Updated: Mar 3
Tracking users is common on the web.
A web site can search for resources such as images and scripts on domains other than its own. This is called "cross-origin" or "cross-site loading" - and it's what makes the web so powerful. However, this feature also makes it possible to track users from one site to another. The famous cookies stored in the user's browser enable "cross-site tracking" and provide information about user behavior across the web to the owner of the cookie.
Smile, you're under watch !
What about social media?
Nowadays, no one is supposed to be unaware that on Facebook, when we "like" a certain group, follow a certain personality, look at a certain photo, visit a certain website, or go to a certain place, we provide precise information to better reveal our digital identity.
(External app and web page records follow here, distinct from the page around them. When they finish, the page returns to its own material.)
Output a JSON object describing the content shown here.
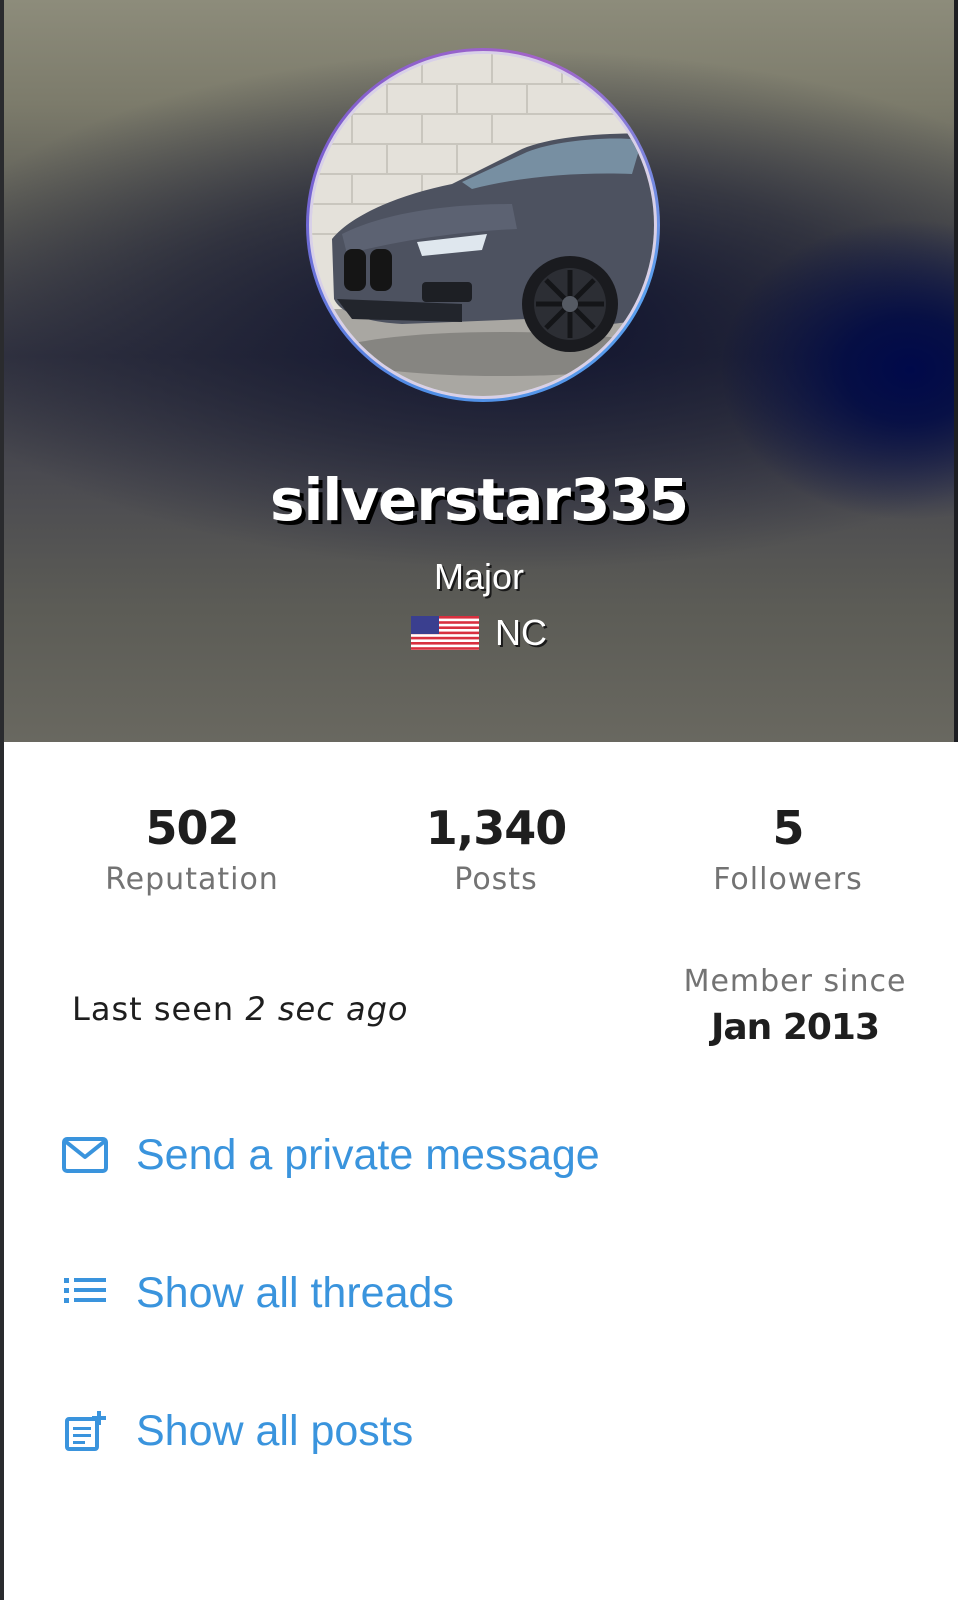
{
  "profile": {
    "username": "silverstar335",
    "rank": "Major",
    "location": "NC",
    "flag_icon": "us-flag-icon",
    "avatar_icon": "car-avatar-image"
  },
  "stats": [
    {
      "value": "502",
      "label": "Reputation"
    },
    {
      "value": "1,340",
      "label": "Posts"
    },
    {
      "value": "5",
      "label": "Followers"
    }
  ],
  "activity": {
    "last_seen_prefix": "Last seen",
    "last_seen_time": "2 sec ago",
    "member_since_label": "Member since",
    "member_since_date": "Jan 2013"
  },
  "actions": [
    {
      "label": "Send a private message",
      "icon": "envelope-icon"
    },
    {
      "label": "Show all threads",
      "icon": "list-icon"
    },
    {
      "label": "Show all posts",
      "icon": "posts-icon"
    }
  ],
  "colors": {
    "link": "#3a94dd",
    "text_dark": "#1e1e1e",
    "text_muted": "#737373"
  }
}
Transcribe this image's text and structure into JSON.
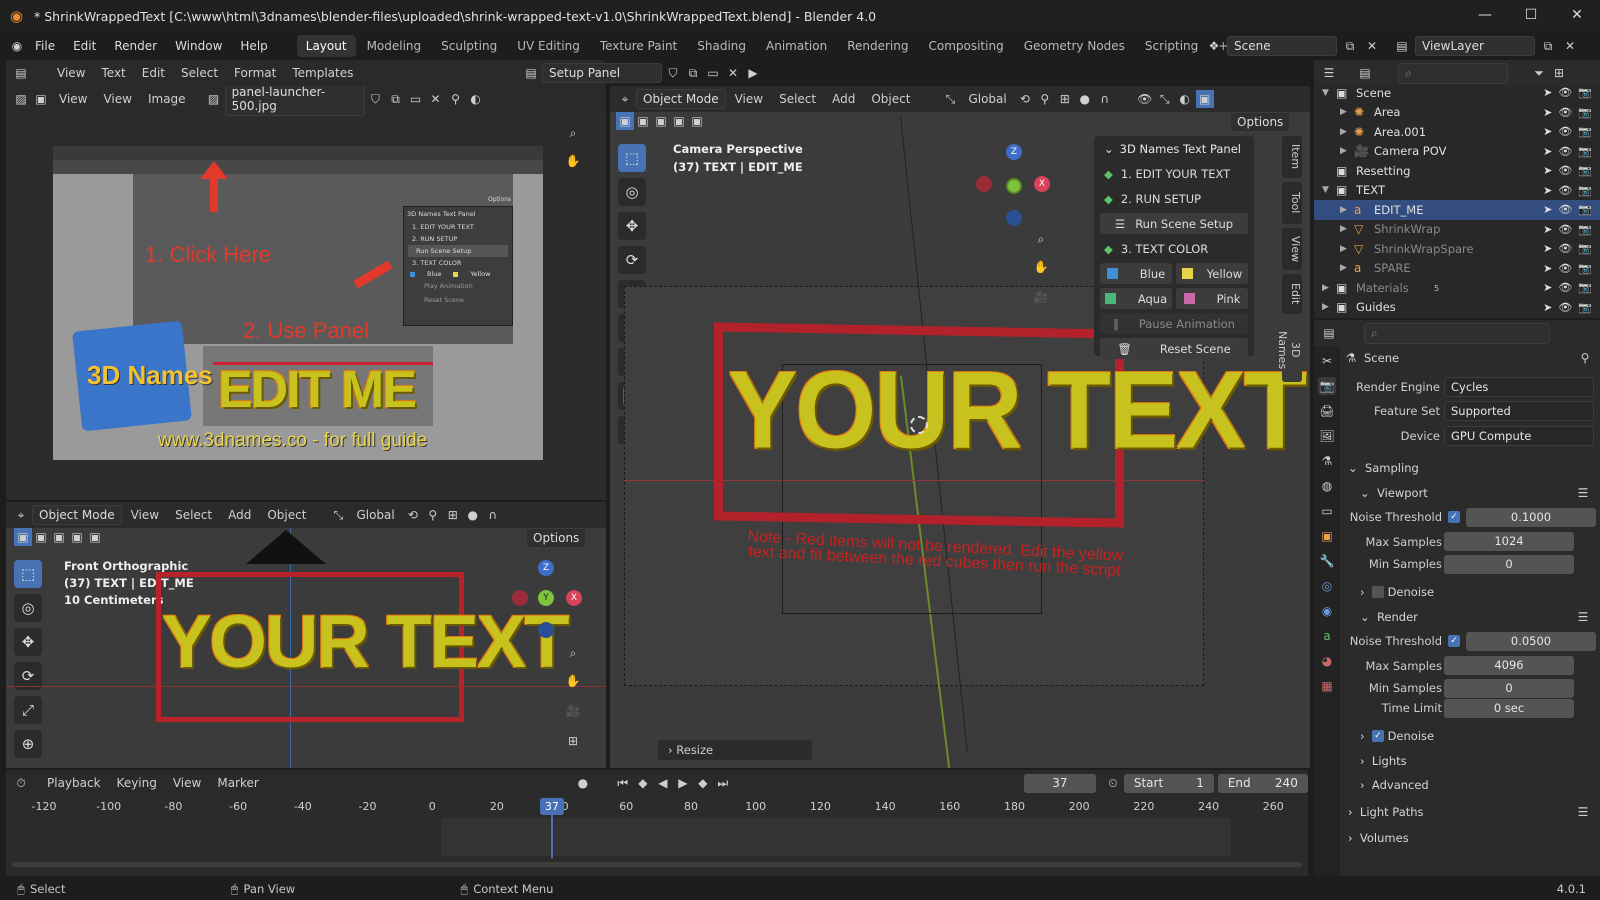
{
  "title": "* ShrinkWrappedText [C:\\www\\html\\3dnames\\blender-files\\uploaded\\shrink-wrapped-text-v1.0\\ShrinkWrappedText.blend] - Blender 4.0",
  "menu": [
    "File",
    "Edit",
    "Render",
    "Window",
    "Help"
  ],
  "workspaces": [
    "Layout",
    "Modeling",
    "Sculpting",
    "UV Editing",
    "Texture Paint",
    "Shading",
    "Animation",
    "Rendering",
    "Compositing",
    "Geometry Nodes",
    "Scripting"
  ],
  "scene_label": "Scene",
  "viewlayer_label": "ViewLayer",
  "text_editor": {
    "menus": [
      "View",
      "Text",
      "Edit",
      "Select",
      "Format",
      "Templates"
    ],
    "file": "Setup Panel"
  },
  "image_editor": {
    "menus": [
      "View",
      "View",
      "Image"
    ],
    "file": "panel-launcher-500.jpg"
  },
  "image": {
    "step1": "1. Click Here",
    "step2": "2. Use Panel",
    "logo": "3D Names",
    "edit": "EDIT ME",
    "url": "www.3dnames.co - for full guide",
    "mini_title": "3D Names Text Panel",
    "mini_items": [
      "1. EDIT YOUR TEXT",
      "2. RUN SETUP",
      "Run Scene Setup",
      "3. TEXT COLOR",
      "Blue",
      "Yellow",
      "Play Animation",
      "Reset Scene"
    ],
    "mini_options": "Options"
  },
  "front_vp": {
    "mode": "Object Mode",
    "menus": [
      "View",
      "Select",
      "Add",
      "Object"
    ],
    "orient": "Global",
    "options": "Options",
    "l1": "Front Orthographic",
    "l2": "(37) TEXT | EDIT_ME",
    "l3": "10 Centimeters",
    "text": "YOUR TEXT"
  },
  "main_vp": {
    "mode": "Object Mode",
    "menus": [
      "View",
      "Select",
      "Add",
      "Object"
    ],
    "orient": "Global",
    "options": "Options",
    "l1": "Camera Perspective",
    "l2": "(37) TEXT | EDIT_ME",
    "text": "YOUR TEXT",
    "note": "Note - Red items will not be rendered. Edit the yellow text and fit between the red cubes then run the script",
    "resize": "Resize",
    "tabs": [
      "Item",
      "Tool",
      "View",
      "Edit",
      "3D Names"
    ],
    "gizmo": {
      "z": "Z",
      "x": "X",
      "y": "Y"
    }
  },
  "npanel": {
    "title": "3D Names Text Panel",
    "step1": "1. EDIT YOUR TEXT",
    "step2": "2. RUN SETUP",
    "run": "Run Scene Setup",
    "step3": "3. TEXT COLOR",
    "colors": [
      {
        "name": "Blue",
        "hex": "#3e8fd6"
      },
      {
        "name": "Yellow",
        "hex": "#e8d44a"
      },
      {
        "name": "Aqua",
        "hex": "#49b87a"
      },
      {
        "name": "Pink",
        "hex": "#c96aa8"
      }
    ],
    "pause": "Pause Animation",
    "reset": "Reset Scene"
  },
  "outliner": {
    "rows": [
      {
        "name": "Scene",
        "indent": 0,
        "icon": "collection-icon"
      },
      {
        "name": "Area",
        "indent": 1,
        "icon": "light-icon"
      },
      {
        "name": "Area.001",
        "indent": 1,
        "icon": "light-icon"
      },
      {
        "name": "Camera POV",
        "indent": 1,
        "icon": "camera-icon"
      },
      {
        "name": "Resetting",
        "indent": 0,
        "icon": "collection-icon"
      },
      {
        "name": "TEXT",
        "indent": 0,
        "icon": "collection-icon"
      },
      {
        "name": "EDIT_ME",
        "indent": 1,
        "icon": "text-icon"
      },
      {
        "name": "ShrinkWrap",
        "indent": 1,
        "icon": "mesh-icon"
      },
      {
        "name": "ShrinkWrapSpare",
        "indent": 1,
        "icon": "mesh-icon"
      },
      {
        "name": "SPARE",
        "indent": 1,
        "icon": "text-icon"
      },
      {
        "name": "Materials",
        "indent": 0,
        "icon": "collection-icon",
        "extra": "5"
      },
      {
        "name": "Guides",
        "indent": 0,
        "icon": "collection-icon"
      }
    ]
  },
  "props": {
    "scene": "Scene",
    "render_engine_label": "Render Engine",
    "render_engine": "Cycles",
    "feature_set_label": "Feature Set",
    "feature_set": "Supported",
    "device_label": "Device",
    "device": "GPU Compute",
    "sampling": "Sampling",
    "viewport": "Viewport",
    "noise_label": "Noise Threshold",
    "vp_noise": "0.1000",
    "max_label": "Max Samples",
    "vp_max": "1024",
    "min_label": "Min Samples",
    "vp_min": "0",
    "denoise": "Denoise",
    "render": "Render",
    "r_noise": "0.0500",
    "r_max": "4096",
    "r_min": "0",
    "time_label": "Time Limit",
    "r_time": "0 sec",
    "lights": "Lights",
    "advanced": "Advanced",
    "light_paths": "Light Paths",
    "volumes": "Volumes"
  },
  "timeline": {
    "menus": [
      "Playback",
      "Keying",
      "View",
      "Marker"
    ],
    "frame": "37",
    "start_label": "Start",
    "start": "1",
    "end_label": "End",
    "end": "240",
    "ticks": [
      "-120",
      "-100",
      "-80",
      "-60",
      "-40",
      "-20",
      "0",
      "20",
      "40",
      "60",
      "80",
      "100",
      "120",
      "140",
      "160",
      "180",
      "200",
      "220",
      "240",
      "260"
    ]
  },
  "status": {
    "select": "Select",
    "pan": "Pan View",
    "context": "Context Menu",
    "version": "4.0.1"
  }
}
Our online behavior allows them to know who we are, what we like. As a result, advertising is targeted to our tastes.
If Facebook's system is so effective, it is because it has mastered the collection and sorting of Metadata - the valuable data extracted from all collected data. These metadata allow for even finer analysis; who we are, who we write to, when, and how often. Who our recipients write to and so on.
Getting your hands on these metadata is the gold rush.
Facebook acquired Whatsapp in 2014. This acquisition gave it the metadata of all the users of this communication app, to better scrutinize them.
What is the purpose of collecting all these data?
Many advertisers use Facebook to reach their potential customers in a highly targeted way by advertising on its channels.
Wherefore is advertising on Facebook so effective? Because it exploits users' data, tracking them not only when they are on Facebook, Instagram and Whatsapp (apps bought out by Facebook), but also when they are outside the network, accessing their location, their email, and all kinds of other information that offers a fine analysis of their behavior.
Today, Facebook is one of the most efficient distribution networks in terms of targeted advertising, with an efficient data strategy, which is so much criticized.
Playing with fire, you end up burning your fingers
While the announced changes do not bring anything fundamentally new, they have stirred up emotions among many users, who have decided to stop using Whatsapp to try other more trustworthy apps.
And this even though Whatsapp and Facebook are subject to the privacy shield (https://www.privacyshield.gov/welcome) and the RGDP, two regulatory mechanisms designed to protect the data of the users of these apps.
The lesson of the story?
Facebook suffers from a growing trust deficit among users. The obsession to create the most powerful advertising tool to achieve ambitious financial goals will end up costing the world's most powerful social network a lot.
In reality, other platforms don't do much better in terms of invading the private sphere. And those are (still) going unnoticed by the public.
Once burned, twice shy
We are not victims of these platforms. We are even guilty. Consuming services for free - social networks, messaging, communication tools - necessarily has a cost. And that cost is us, our data, through which we open wide the lair of our intimacy, we reveal who we are and allow malicious forces to manipulate us.
Choosing an app other than whatsapp, if it is free, will not protect us.
To remain in control of your life, of your choices, you must agree to pay for services that guarantee privacy. This is the key to staying in control of technology.
Picture by Tracy Le Blanc